WHAT YOU WILL DO — Go through the entries below and pick out every line with "timestamp".

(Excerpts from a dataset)
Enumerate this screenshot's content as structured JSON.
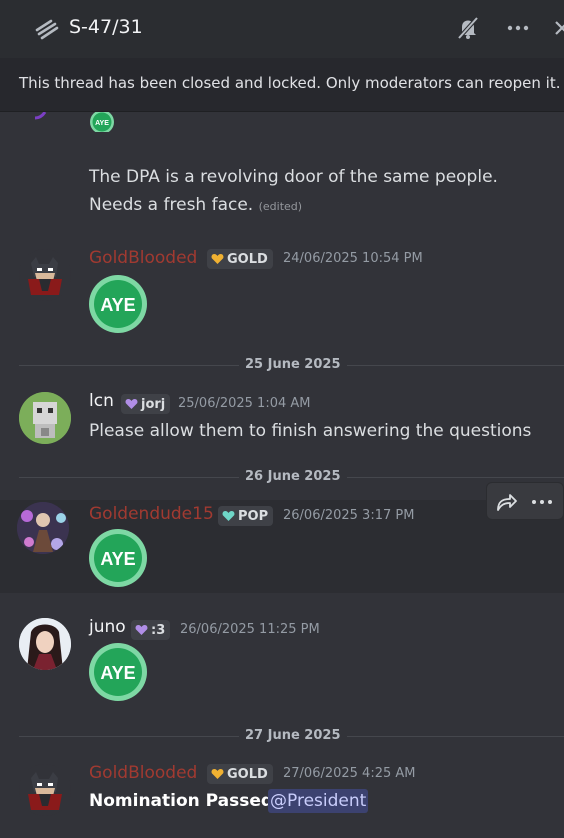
{
  "header": {
    "title": "S-47/31"
  },
  "banner": {
    "text": "This thread has been closed and locked. Only moderators can reopen it."
  },
  "messages": [
    {
      "text_line1": "The DPA is a revolving door of the same people.",
      "text_line2": "Needs a fresh face.",
      "edited": "(edited)"
    },
    {
      "username": "GoldBlooded",
      "tag": "GOLD",
      "timestamp": "24/06/2025 10:54 PM",
      "sticker": "AYE"
    },
    {
      "username": "lcn",
      "tag": "jorj",
      "timestamp": "25/06/2025 1:04 AM",
      "text": "Please allow them to finish answering the questions"
    },
    {
      "username": "Goldendude15",
      "tag": "POP",
      "timestamp": "26/06/2025 3:17 PM",
      "sticker": "AYE"
    },
    {
      "username": "juno",
      "tag": ":3",
      "timestamp": "26/06/2025 11:25 PM",
      "sticker": "AYE"
    },
    {
      "username": "GoldBlooded",
      "tag": "GOLD",
      "timestamp": "27/06/2025 4:25 AM",
      "text_bold": "Nomination Passed.",
      "mention": "@President"
    }
  ],
  "dividers": [
    "25 June 2025",
    "26 June 2025",
    "27 June 2025"
  ],
  "stickers": {
    "small_label": "AYE"
  },
  "colors": {
    "background": "#323339",
    "header": "#2b2d31",
    "username_red": "#a13a31",
    "aye_green": "#23a559",
    "tag_gold_heart": "#f0b132",
    "tag_teal_heart": "#6fd6c7",
    "tag_purple_heart": "#b08ee6",
    "mention_bg": "#3c4270"
  }
}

PROBLEM SOLUTION —
      "timestamp": "24/06/2025 10:54 PM",
      "timestamp": "25/06/2025 1:04 AM",
      "timestamp": "26/06/2025 3:17 PM",
      "timestamp": "26/06/2025 11:25 PM",
      "timestamp": "27/06/2025 4:25 AM",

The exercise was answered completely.